International Conference, Georg-August-Universität Göttingen, 14-16 March 2019. Dealdine for abstracts: 1 October 2018.
Keynote Speakers: Professor Margaret Homans (Yale University) and Professor Elisabeth Peel (Loughborough University)
Throughout Western history and legal traditions, kinship has been firmly rooted within the bounds of blood relations. This naturalisation of kinship continues in modern technologies: genetic research projects such as the Human Genome Project and technologies such as DNA kinship analysis extend the concept of blood relations from the unit of the family to that of ethnic groups. Legal regimes equally tend to the privileging of genetic relations, even today.
From a Cultural Studies perspective, this is highly problematic: it points towards an essentialist understanding of kinship, predetermined by birth; it naturalises subjecthood based on genetic bonds and genealogy; it attributes symbolic value to a concept of genetic sameness rather than diversity; and it supports the family as a key site of power and discipline.
Arguments for a non-essentialist redefinition of kinship have been put forward from a number of fields, including philosophy, gender studies, literary and cultural studies, and cultural anthropology. Judith Butler (2004) reads kinship as a problematic allegory for the origin of culture, arguing for an understanding of kinship beyond the normative restraints of biological relations. Similarly, Donna Haraway (1995) takes a dim view of the historically fatal consequences of blood-based kinship. However, the attraction of the genealogical origin is not limited to patriarchal narratives. Margaret Homans (2013) has looked at origin stories in adoption narratives and pointed to the paradoxical situation of feminism which on the one hand advocates non-essentialist, non-nuclear, non-heteronormative forms of kinship, and on the other hand acknowledges the power of the particular relation between birthmother and child. Damien Riggs and Elizabeth Peel (2016) finally have staked out the field of critical kinship studies and formulated its focus as “the need to move beyond a humanist account of kinship.”
This conference aims at following this premise, and seeks to further research in the field of critical kinship studies by bringing together different disciplinary perspectives into a cultural hermeneutic approach. It invites contributions from a variety of academic fields, including anthropology, history, law, literary studies and others.
Possible topics include:
new biopolitical and legal forms of kinship: processes of naturalisation
elective affinities, alliances, networks: kinship metaphors and kinship technologies
the naturalisation of kinship in narratives.
plural forms of kinship
the myth of blood relations
interdependencies of legal, social, medial and biotechnical discourses
genealogy as a literary and cultural pattern
otherkin and transhuman discourses and figures of thought
We invite abstracts of 300 words for 20-min. presentations before 1 October 2018 to email@example.com
Organizers: Prof.

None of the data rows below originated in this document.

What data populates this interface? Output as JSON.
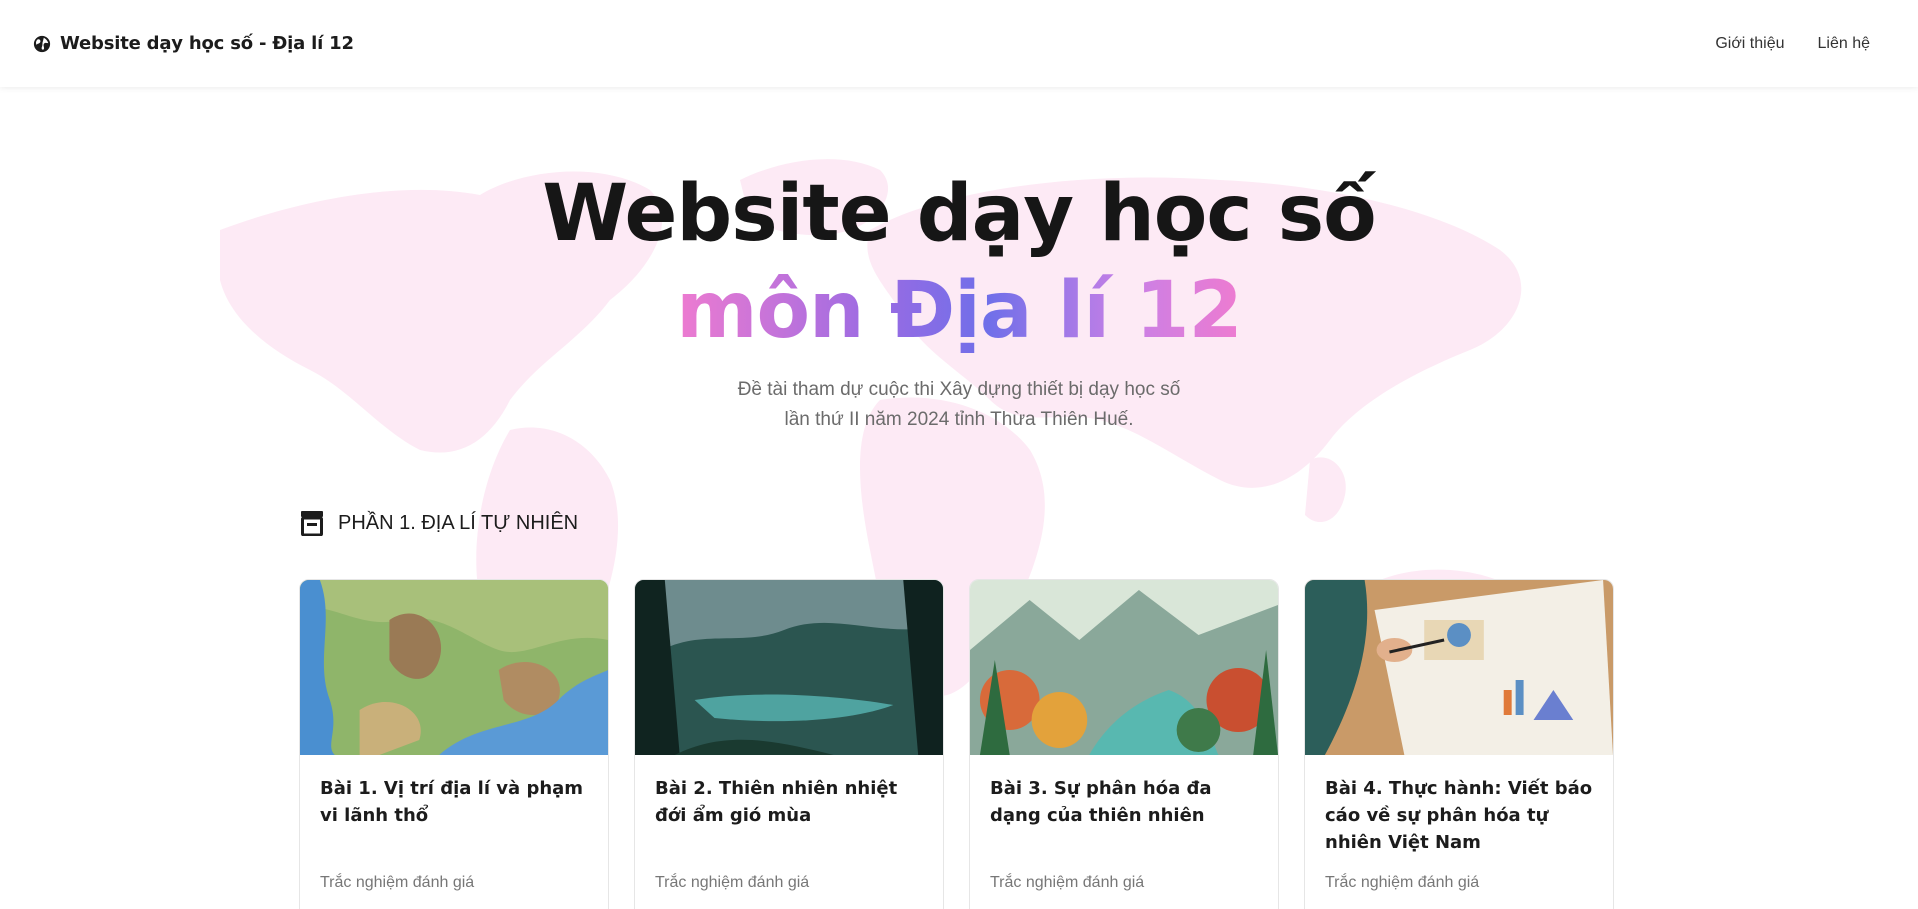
{
  "header": {
    "brand_title": "Website dạy học số - Địa lí 12",
    "nav": [
      {
        "label": "Giới thiệu"
      },
      {
        "label": "Liên hệ"
      }
    ]
  },
  "hero": {
    "line1": "Website dạy học số",
    "line2": "môn Địa lí 12",
    "subtitle_line1": "Đề tài tham dự cuộc thi Xây dựng thiết bị dạy học số",
    "subtitle_line2": "lần thứ II năm 2024 tỉnh Thừa Thiên Huế."
  },
  "section": {
    "title": "PHẦN 1. ĐỊA LÍ TỰ NHIÊN",
    "icon": "archive-box-icon"
  },
  "cards": [
    {
      "title": "Bài 1. Vị trí địa lí và phạm vi lãnh thổ",
      "link": "Trắc nghiệm đánh giá",
      "image": "topographic-map"
    },
    {
      "title": "Bài 2. Thiên nhiên nhiệt đới ẩm gió mùa",
      "link": "Trắc nghiệm đánh giá",
      "image": "tropical-rainforest-river"
    },
    {
      "title": "Bài 3. Sự phân hóa đa dạng của thiên nhiên",
      "link": "Trắc nghiệm đánh giá",
      "image": "colorful-forest-valley"
    },
    {
      "title": "Bài 4. Thực hành: Viết báo cáo về sự phân hóa tự nhiên Việt Nam",
      "link": "Trắc nghiệm đánh giá",
      "image": "person-writing-report"
    }
  ],
  "colors": {
    "gradient_pink": "#ee7bd0",
    "gradient_purple": "#9b6be3",
    "gradient_indigo": "#6f6fe9",
    "map_tint": "#fde8f4"
  }
}
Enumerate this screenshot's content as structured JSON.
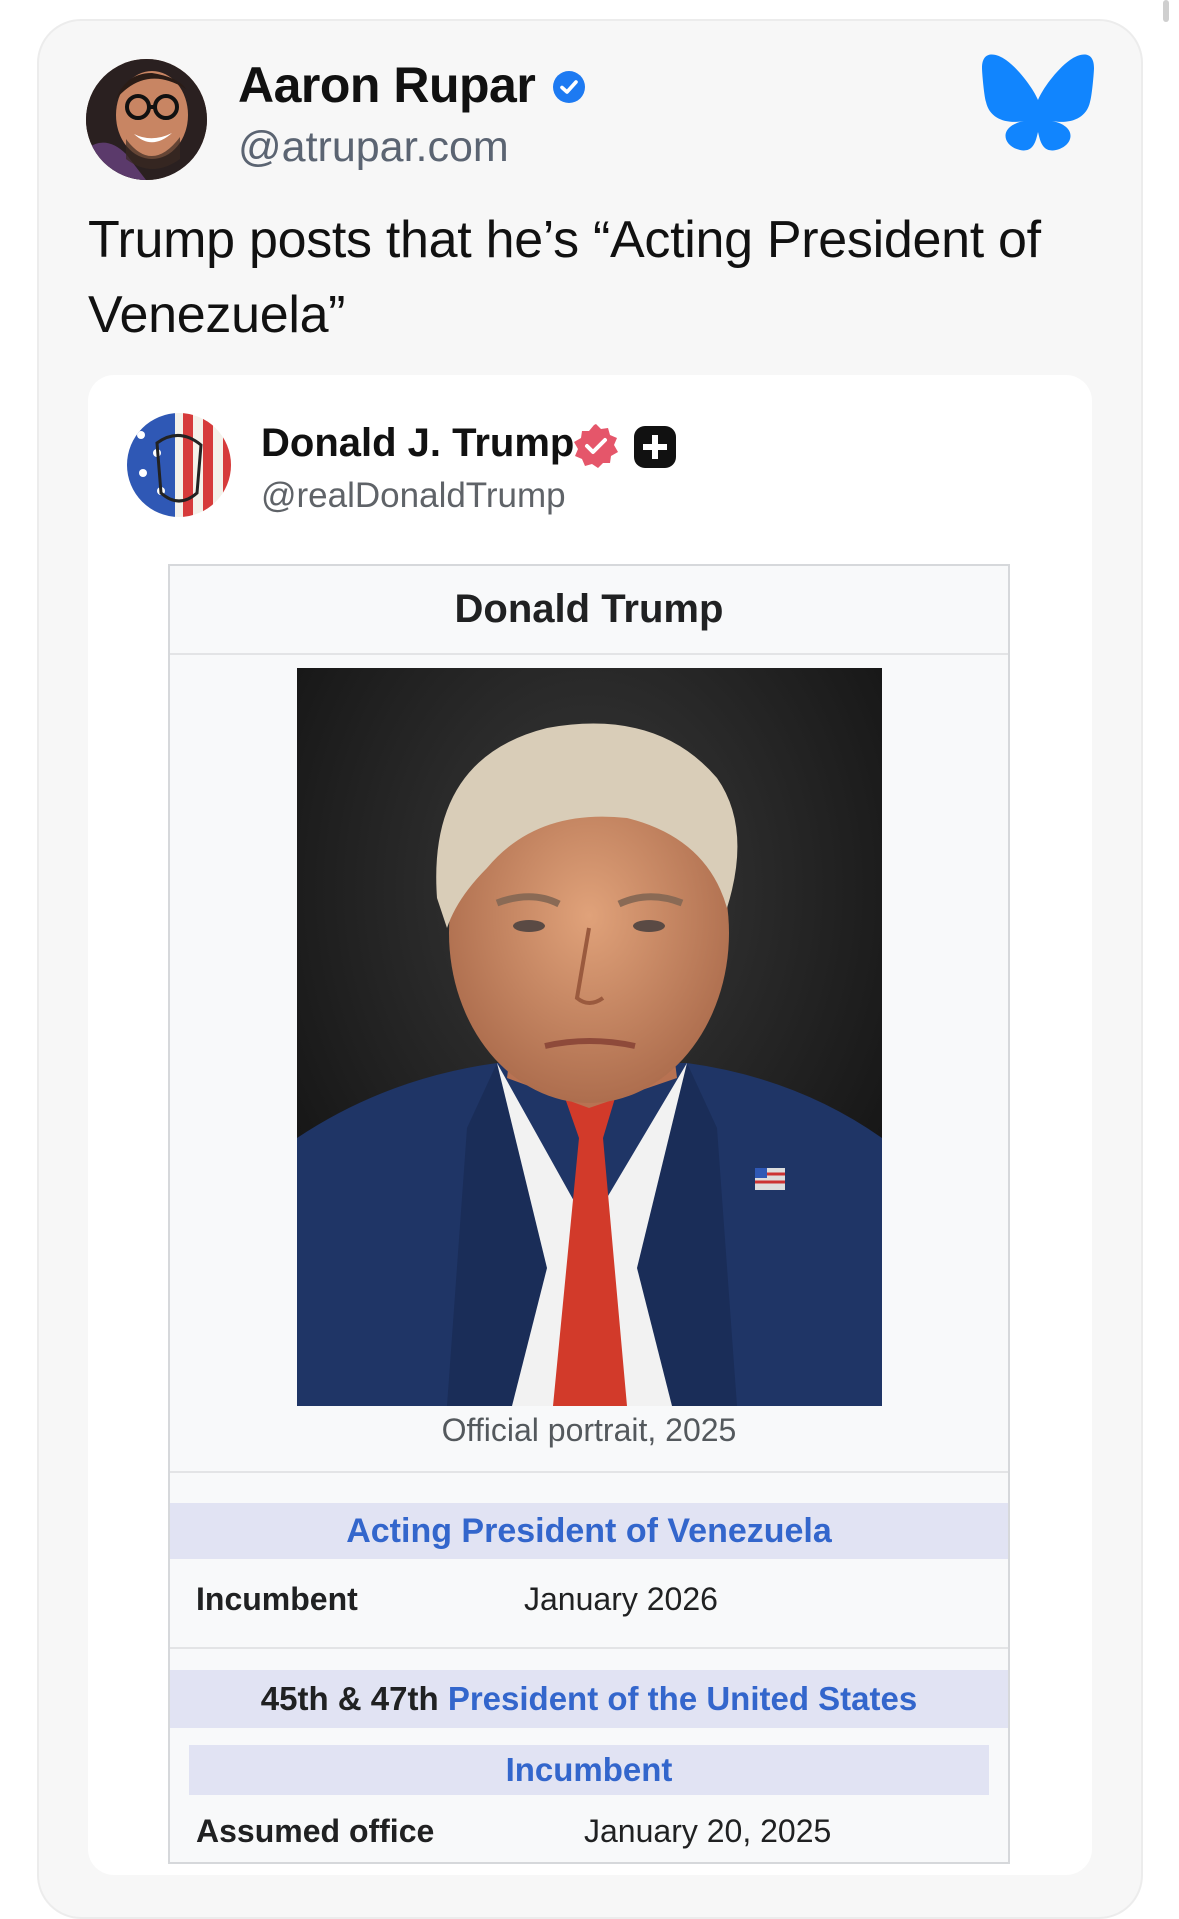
{
  "post": {
    "author_name": "Aaron Rupar",
    "author_handle": "@atrupar.com",
    "text": "Trump posts that he’s “Acting President of Venezuela”",
    "icons": {
      "verified": "verified-check-icon",
      "platform": "bluesky-butterfly-icon"
    },
    "colors": {
      "verified": "#1d7af2",
      "bluesky": "#1185fe"
    }
  },
  "embed": {
    "author_name": "Donald J. Trump",
    "author_handle": "@realDonaldTrump",
    "icons": {
      "verified": "verified-badge-icon",
      "plus": "plus-badge-icon"
    },
    "colors": {
      "verified": "#e5566a"
    }
  },
  "infobox": {
    "title": "Donald Trump",
    "caption": "Official portrait, 2025",
    "section1": {
      "heading": "Acting President of Venezuela",
      "label": "Incumbent",
      "value": "January 2026"
    },
    "section2": {
      "ordinal": "45th & 47th",
      "heading_link": "President of the United States",
      "subheading": "Incumbent",
      "label": "Assumed office",
      "value": "January 20, 2025"
    },
    "colors": {
      "link": "#3366cc",
      "band": "#e1e3f3"
    }
  }
}
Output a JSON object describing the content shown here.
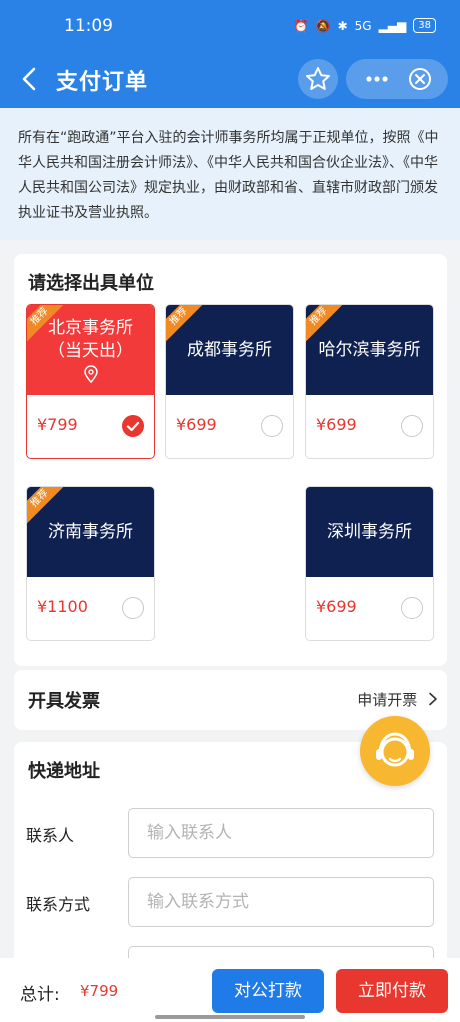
{
  "status_bar": {
    "time": "11:09",
    "network": "5G",
    "battery": "38"
  },
  "nav": {
    "title": "支付订单"
  },
  "notice": {
    "text": "所有在“跑政通”平台入驻的会计师事务所均属于正规单位，按照《中华人民共和国注册会计师法》、《中华人民共和国合伙企业法》、《中华人民共和国公司法》规定执业，由财政部和省、直辖市财政部门颁发执业证书及营业执照。"
  },
  "unit_section": {
    "title": "请选择出具单位",
    "units": [
      {
        "name": "北京事务所",
        "sub": "（当天出）",
        "price": "¥799",
        "tag": "推荐",
        "selected": true
      },
      {
        "name": "成都事务所",
        "sub": "",
        "price": "¥699",
        "tag": "推荐",
        "selected": false
      },
      {
        "name": "哈尔滨事务所",
        "sub": "",
        "price": "¥699",
        "tag": "推荐",
        "selected": false
      },
      {
        "name": "济南事务所",
        "sub": "",
        "price": "¥1100",
        "tag": "推荐",
        "selected": false
      },
      {
        "name": "深圳事务所",
        "sub": "",
        "price": "¥699",
        "tag": "",
        "selected": false
      }
    ]
  },
  "invoice": {
    "title": "开具发票",
    "link": "申请开票"
  },
  "address": {
    "title": "快递地址",
    "contact_label": "联系人",
    "contact_placeholder": "输入联系人",
    "phone_label": "联系方式",
    "phone_placeholder": "输入联系方式"
  },
  "bottom": {
    "total_label": "总计:",
    "total_value": "¥799",
    "corporate_button": "对公打款",
    "pay_button": "立即付款"
  },
  "colors": {
    "brand_blue": "#2b82e6",
    "price_red": "#e8372f",
    "card_navy": "#0f2150",
    "tag_orange": "#f08a24"
  }
}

Dr. Inge Kroppenberg, Civil Law and Legal History; Göttingen Centre for Gender Studies; Dr. Nikolaus Linder, Legal History; Göttingen Centre for Gender Studies; Prof. Dr. Barbara Schaff, English Literature and Cultural Studies; Göttingen Centre for Gender Studies